▸ **Work item**: Start at the top of the records below and copy them exactly to the end.

*** Opening of Working data ***

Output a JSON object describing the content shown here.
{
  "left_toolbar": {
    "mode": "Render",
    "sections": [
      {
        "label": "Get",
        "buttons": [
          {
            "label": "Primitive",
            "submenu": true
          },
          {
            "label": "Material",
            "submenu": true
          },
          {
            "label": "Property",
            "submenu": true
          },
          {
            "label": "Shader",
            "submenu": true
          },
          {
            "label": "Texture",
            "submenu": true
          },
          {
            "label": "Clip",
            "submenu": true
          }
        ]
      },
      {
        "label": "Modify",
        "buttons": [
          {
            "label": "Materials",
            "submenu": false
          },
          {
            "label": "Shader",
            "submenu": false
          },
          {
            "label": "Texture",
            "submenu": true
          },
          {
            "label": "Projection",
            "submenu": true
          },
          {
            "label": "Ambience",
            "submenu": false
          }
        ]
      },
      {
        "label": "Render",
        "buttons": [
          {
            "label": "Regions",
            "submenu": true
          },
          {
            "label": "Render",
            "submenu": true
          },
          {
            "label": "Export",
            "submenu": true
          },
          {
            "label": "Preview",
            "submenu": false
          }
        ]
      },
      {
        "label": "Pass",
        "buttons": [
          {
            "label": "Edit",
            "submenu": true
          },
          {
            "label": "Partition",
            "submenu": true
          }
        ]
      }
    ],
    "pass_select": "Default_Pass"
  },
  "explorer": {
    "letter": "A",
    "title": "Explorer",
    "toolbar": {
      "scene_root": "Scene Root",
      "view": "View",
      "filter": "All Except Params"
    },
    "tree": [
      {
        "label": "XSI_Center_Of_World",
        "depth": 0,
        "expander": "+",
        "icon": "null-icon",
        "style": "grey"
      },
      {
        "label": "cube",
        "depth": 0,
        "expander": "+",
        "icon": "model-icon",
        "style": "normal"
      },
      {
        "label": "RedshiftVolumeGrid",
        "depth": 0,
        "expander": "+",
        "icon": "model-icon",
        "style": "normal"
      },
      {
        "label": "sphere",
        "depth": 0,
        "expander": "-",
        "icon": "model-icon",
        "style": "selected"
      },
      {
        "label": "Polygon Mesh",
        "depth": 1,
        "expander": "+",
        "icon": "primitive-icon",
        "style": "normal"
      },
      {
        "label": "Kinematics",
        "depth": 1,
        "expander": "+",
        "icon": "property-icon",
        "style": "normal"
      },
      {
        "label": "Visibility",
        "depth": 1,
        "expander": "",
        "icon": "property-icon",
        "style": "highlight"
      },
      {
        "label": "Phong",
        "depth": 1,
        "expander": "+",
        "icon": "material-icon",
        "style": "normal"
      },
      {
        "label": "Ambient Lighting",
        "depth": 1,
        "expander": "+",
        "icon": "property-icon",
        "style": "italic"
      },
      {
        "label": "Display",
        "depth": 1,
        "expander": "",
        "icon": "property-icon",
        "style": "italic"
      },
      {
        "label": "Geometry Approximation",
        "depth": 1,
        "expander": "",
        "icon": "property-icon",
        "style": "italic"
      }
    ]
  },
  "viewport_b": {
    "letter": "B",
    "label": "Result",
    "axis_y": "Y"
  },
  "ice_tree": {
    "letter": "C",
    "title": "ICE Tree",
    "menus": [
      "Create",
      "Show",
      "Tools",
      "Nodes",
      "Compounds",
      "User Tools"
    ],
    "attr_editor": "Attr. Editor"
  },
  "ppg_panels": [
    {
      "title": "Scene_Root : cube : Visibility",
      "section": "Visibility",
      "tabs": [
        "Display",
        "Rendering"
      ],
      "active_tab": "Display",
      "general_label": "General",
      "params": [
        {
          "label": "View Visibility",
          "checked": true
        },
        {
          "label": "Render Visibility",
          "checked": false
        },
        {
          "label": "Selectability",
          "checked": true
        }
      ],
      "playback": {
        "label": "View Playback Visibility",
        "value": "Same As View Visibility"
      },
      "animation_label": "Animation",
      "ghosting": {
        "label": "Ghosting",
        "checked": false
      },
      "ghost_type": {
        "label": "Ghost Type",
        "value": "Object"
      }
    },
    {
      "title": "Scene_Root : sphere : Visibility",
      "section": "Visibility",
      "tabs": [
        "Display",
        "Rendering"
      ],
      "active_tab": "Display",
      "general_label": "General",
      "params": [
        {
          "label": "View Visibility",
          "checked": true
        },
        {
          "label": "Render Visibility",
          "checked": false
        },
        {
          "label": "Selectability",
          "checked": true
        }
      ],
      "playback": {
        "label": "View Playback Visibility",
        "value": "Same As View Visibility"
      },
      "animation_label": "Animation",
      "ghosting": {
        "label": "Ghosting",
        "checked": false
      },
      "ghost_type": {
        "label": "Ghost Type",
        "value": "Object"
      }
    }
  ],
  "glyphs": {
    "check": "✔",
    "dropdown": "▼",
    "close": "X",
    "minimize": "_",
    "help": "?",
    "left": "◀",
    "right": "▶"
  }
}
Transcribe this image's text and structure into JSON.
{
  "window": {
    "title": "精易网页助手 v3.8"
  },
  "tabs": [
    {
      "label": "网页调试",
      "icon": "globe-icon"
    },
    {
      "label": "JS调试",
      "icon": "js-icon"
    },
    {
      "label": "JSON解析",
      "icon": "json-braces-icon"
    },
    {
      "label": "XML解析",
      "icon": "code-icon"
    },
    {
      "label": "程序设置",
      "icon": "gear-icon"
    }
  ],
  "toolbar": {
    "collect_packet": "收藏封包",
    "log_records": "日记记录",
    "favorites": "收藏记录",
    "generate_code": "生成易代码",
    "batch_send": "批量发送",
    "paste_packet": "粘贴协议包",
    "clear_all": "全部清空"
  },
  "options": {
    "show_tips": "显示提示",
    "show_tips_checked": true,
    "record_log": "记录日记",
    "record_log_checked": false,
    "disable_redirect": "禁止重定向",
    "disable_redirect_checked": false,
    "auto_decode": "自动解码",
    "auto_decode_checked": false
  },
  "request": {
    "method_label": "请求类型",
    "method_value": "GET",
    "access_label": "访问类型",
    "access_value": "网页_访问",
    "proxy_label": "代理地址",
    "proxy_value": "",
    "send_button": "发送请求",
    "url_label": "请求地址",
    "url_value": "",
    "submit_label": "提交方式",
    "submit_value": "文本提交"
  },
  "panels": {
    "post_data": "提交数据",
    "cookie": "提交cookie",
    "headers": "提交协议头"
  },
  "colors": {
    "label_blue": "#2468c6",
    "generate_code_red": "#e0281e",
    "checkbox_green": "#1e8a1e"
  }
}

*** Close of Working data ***

▸ **Solution**:
Output a JSON object describing the content shown here.
{
  "left_toolbar": {
    "mode": "Render",
    "sections": [
      {
        "label": "Get",
        "buttons": [
          {
            "label": "Primitive",
            "submenu": true
          },
          {
            "label": "Material",
            "submenu": true
          },
          {
            "label": "Property",
            "submenu": true
          },
          {
            "label": "Shader",
            "submenu": true
          },
          {
            "label": "Texture",
            "submenu": true
          },
          {
            "label": "Clip",
            "submenu": true
          }
        ]
      },
      {
        "label": "Modify",
        "buttons": [
          {
            "label": "Materials",
            "submenu": false
          },
          {
            "label": "Shader",
            "submenu": false
          },
          {
            "label": "Texture",
            "submenu": true
          },
          {
            "label": "Projection",
            "submenu": true
          },
          {
            "label": "Ambience",
            "submenu": false
          }
        ]
      },
      {
        "label": "Render",
        "buttons": [
          {
            "label": "Regions",
            "submenu": true
          },
          {
            "label": "Render",
            "submenu": true
          },
          {
            "label": "Export",
            "submenu": true
          },
          {
            "label": "Preview",
            "submenu": false
          }
        ]
      },
      {
        "label": "Pass",
        "buttons": [
          {
            "label": "Edit",
            "submenu": true
          },
          {
            "label": "Partition",
            "submenu": true
          }
        ]
      }
    ],
    "pass_select": "Default_Pass"
  },
  "explorer": {
    "letter": "A",
    "title": "Explorer",
    "toolbar": {
      "scene_root": "Scene Root",
      "view": "View",
      "filter": "All Except Params"
    },
    "tree": [
      {
        "label": "XSI_Center_Of_World",
        "depth": 0,
        "expander": "+",
        "icon": "null-icon",
        "style": "grey"
      },
      {
        "label": "cube",
        "depth": 0,
        "expander": "+",
        "icon": "model-icon",
        "style": "normal"
      },
      {
        "label": "RedshiftVolumeGrid",
        "depth": 0,
        "expander": "+",
        "icon": "model-icon",
        "style": "normal"
      },
      {
        "label": "sphere",
        "depth": 0,
        "expander": "-",
        "icon": "model-icon",
        "style": "selected"
      },
      {
        "label": "Polygon Mesh",
        "depth": 1,
        "expander": "+",
        "icon": "primitive-icon",
        "style": "normal"
      },
      {
        "label": "Kinematics",
        "depth": 1,
        "expander": "+",
        "icon": "property-icon",
        "style": "normal"
      },
      {
        "label": "Visibility",
        "depth": 1,
        "expander": "",
        "icon": "property-icon",
        "style": "highlight"
      },
      {
        "label": "Phong",
        "depth": 1,
        "expander": "+",
        "icon": "material-icon",
        "style": "normal"
      },
      {
        "label": "Ambient Lighting",
        "depth": 1,
        "expander": "+",
        "icon": "property-icon",
        "style": "italic"
      },
      {
        "label": "Display",
        "depth": 1,
        "expander": "",
        "icon": "property-icon",
        "style": "italic"
      },
      {
        "label": "Geometry Approximation",
        "depth": 1,
        "expander": "",
        "icon": "property-icon",
        "style": "italic"
      }
    ]
  },
  "viewport_b": {
    "letter": "B",
    "label": "Result",
    "axis_y": "Y"
  },
  "ice_tree": {
    "letter": "C",
    "title": "ICE Tree",
    "menus": [
      "Create",
      "Show",
      "Tools",
      "Nodes",
      "Compounds",
      "User Tools"
    ],
    "attr_editor": "Attr. Editor"
  },
  "ppg_panels": [
    {
      "title": "Scene_Root : cube : Visibility",
      "section": "Visibility",
      "tabs": [
        "Display",
        "Rendering"
      ],
      "active_tab": "Display",
      "general_label": "General",
      "params": [
        {
          "label": "View Visibility",
          "checked": true
        },
        {
          "label": "Render Visibility",
          "checked": false
        },
        {
          "label": "Selectability",
          "checked": true
        }
      ],
      "playback": {
        "label": "View Playback Visibility",
        "value": "Same As View Visibility"
      },
      "animation_label": "Animation",
      "ghosting": {
        "label": "Ghosting",
        "checked": false
      },
      "ghost_type": {
        "label": "Ghost Type",
        "value": "Object"
      }
    },
    {
      "title": "Scene_Root : sphere : Visibility",
      "section": "Visibility",
      "tabs": [
        "Display",
        "Rendering"
      ],
      "active_tab": "Display",
      "general_label": "General",
      "params": [
        {
          "label": "View Visibility",
          "checked": true
        },
        {
          "label": "Render Visibility",
          "checked": false
        },
        {
          "label": "Selectability",
          "checked": true
        }
      ],
      "playback": {
        "label": "View Playback Visibility",
        "value": "Same As View Visibility"
      },
      "animation_label": "Animation",
      "ghosting": {
        "label": "Ghosting",
        "checked": false
      },
      "ghost_type": {
        "label": "Ghost Type",
        "value": "Object"
      }
    }
  ],
  "glyphs": {
    "check": "✔",
    "dropdown": "▼",
    "close": "X",
    "minimize": "_",
    "help": "?",
    "left": "◀",
    "right": "▶"
  }
}
Transcribe this image's text and structure into JSON.
{
  "window": {
    "title": "精易网页助手 v3.8"
  },
  "tabs": [
    {
      "label": "网页调试",
      "icon": "globe-icon"
    },
    {
      "label": "JS调试",
      "icon": "js-icon"
    },
    {
      "label": "JSON解析",
      "icon": "json-braces-icon"
    },
    {
      "label": "XML解析",
      "icon": "code-icon"
    },
    {
      "label": "程序设置",
      "icon": "gear-icon"
    }
  ],
  "toolbar": {
    "collect_packet": "收藏封包",
    "log_records": "日记记录",
    "favorites": "收藏记录",
    "generate_code": "生成易代码",
    "batch_send": "批量发送",
    "paste_packet": "粘贴协议包",
    "clear_all": "全部清空"
  },
  "options": {
    "show_tips": "显示提示",
    "show_tips_checked": true,
    "record_log": "记录日记",
    "record_log_checked": false,
    "disable_redirect": "禁止重定向",
    "disable_redirect_checked": false,
    "auto_decode": "自动解码",
    "auto_decode_checked": false
  },
  "request": {
    "method_label": "请求类型",
    "method_value": "GET",
    "access_label": "访问类型",
    "access_value": "网页_访问",
    "proxy_label": "代理地址",
    "proxy_value": "",
    "send_button": "发送请求",
    "url_label": "请求地址",
    "url_value": "",
    "submit_label": "提交方式",
    "submit_value": "文本提交"
  },
  "panels": {
    "post_data": "提交数据",
    "cookie": "提交cookie",
    "headers": "提交协议头"
  },
  "colors": {
    "label_blue": "#2468c6",
    "generate_code_red": "#e0281e",
    "checkbox_green": "#1e8a1e"
  }
}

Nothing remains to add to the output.